Adelaide’s Cassie Sainsbury has opened up about her bond with SAS Australia castmate Craig McLachlan, saying she “can’t fault” the actor in any way. It comes after her shock exit from the show.
The Adelaide personal trainer, who made a dramatic exit off Seven’s reality show on Tuesday night, said initially she didn’t recognise the actor, who was accused of indecent assault in 2018.
McLachlan denied all claims in 2020, and after a very public trial, he was cleared of all the charges.
“I actually didn’t know of Craig, I didn’t know anything about anybody,” Sainsbury told The Advertiser.
“(But) a common situation is you misjudge a person purely on what you see and hear. Naturally you’re taken aback when you meet someone and they’re nothing what you think.
“It was just this instant, ‘I’m here to support you’ type situation. He was really supportive of me through everything. He’s just an absolutely lovely person.
“I can’t fault him in any way. I can’t fault any of them.”
Sainsbury said she remains in contact with McLachlan and other members of the cast, who have reached out since her exit from the show.
The Adelaide personal trainer was one of three celebrities – including former NRL star Boyd Cordner and businesswoman Lindy Klim – who suddenly left the series on Tuesday.
Before the start of an underground pipeline challenge, Sainsbury withdrew from the course admitting the challenge triggered her claustrophobia – developed during her experience in a Colombian prison.
Sainsbury said the show’s secret base, located in the Jordan desert, reminded her of notorious El Buen Pastor women’s jail, where she spent three years after being caught with a suitcase containing 5.8kg of cocaine in April 2017.

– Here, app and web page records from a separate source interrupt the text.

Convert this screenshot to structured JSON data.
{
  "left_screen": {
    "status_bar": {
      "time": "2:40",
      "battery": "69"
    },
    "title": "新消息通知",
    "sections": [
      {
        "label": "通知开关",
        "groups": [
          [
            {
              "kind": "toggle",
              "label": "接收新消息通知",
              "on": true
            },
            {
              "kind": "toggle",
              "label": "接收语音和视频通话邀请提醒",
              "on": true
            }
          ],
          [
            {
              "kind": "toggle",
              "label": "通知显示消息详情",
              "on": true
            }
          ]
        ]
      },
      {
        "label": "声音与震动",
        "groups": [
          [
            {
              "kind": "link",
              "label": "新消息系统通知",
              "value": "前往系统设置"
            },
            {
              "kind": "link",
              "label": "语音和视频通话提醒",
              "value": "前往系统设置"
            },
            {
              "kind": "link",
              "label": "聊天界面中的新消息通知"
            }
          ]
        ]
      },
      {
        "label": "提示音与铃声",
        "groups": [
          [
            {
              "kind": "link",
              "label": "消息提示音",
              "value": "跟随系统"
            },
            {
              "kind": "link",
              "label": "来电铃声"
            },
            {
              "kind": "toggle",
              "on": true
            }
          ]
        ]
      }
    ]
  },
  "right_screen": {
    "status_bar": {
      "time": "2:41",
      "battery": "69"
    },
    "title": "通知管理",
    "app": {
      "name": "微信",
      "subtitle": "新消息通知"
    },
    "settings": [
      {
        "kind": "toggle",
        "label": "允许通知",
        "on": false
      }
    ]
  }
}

“There was this initial shock when I entered the base, I couldn’t deal with it. I actually broke down several times when we were getting shown around,” she said.
“I didn’t sleep at all the first night, I was too scared that I would be called upon. That was just like jail, you always had to be alert.
“The food was very similar, I didn’t really eat the two days that I was there.
“It was almost like a version of what I had already lived through, it was quite intimidating.”
Sainsbury said she would have liked to have stayed on the show longer, but said she had achieved everything she wanted to.
“I look at the person I was going onto the show and the person I am today, and I’m a different person,” she said.
“I’ve been able to let my past go and find my voice.
“I believed everything that people would say about me and I felt so much shame. I started to run away from it and hide.
“But the only person that can change that is myself. I’ve got a lot more confidence now.
“I am not my past. That’s not who I am. I’m going to show the world who I am and keep moving forward.”
SAS Chief Inspector Ant Middleton had tried to encourage Sainsbury to stay on the show, giving her words of encouragement.
“You do not belong there (the Colombian prison), listen to me,” he said.
“You do not belong there, all this ‘Cocaine Cassie’ bulls**t, its not you.
“Take what you can from this experience, use it to your advantage; well done.”
Speaking to producers, Sainsbury said the experience was “one of the first times in a long time,” she felt proud of herself because of the hurdles she managed to confront.
She said she would let her well-known moniker, ‘Cocaine Cassie’, “die there” on the show.
“She doesn’t follow me around anymore,” she said.
“I’m just Cassie, but I’m the Cassie that’s been through a lot, I’ve come out the other side stronger and with a lot of resilience.
“I just hope to be able to prove everyone wrong.”
Dubbed ‘Cocaine Cassie’ after extensive international media coverage of her case, Sainsbury was released from prison after three years and moved back to Adelaide with wife Tatiana last year.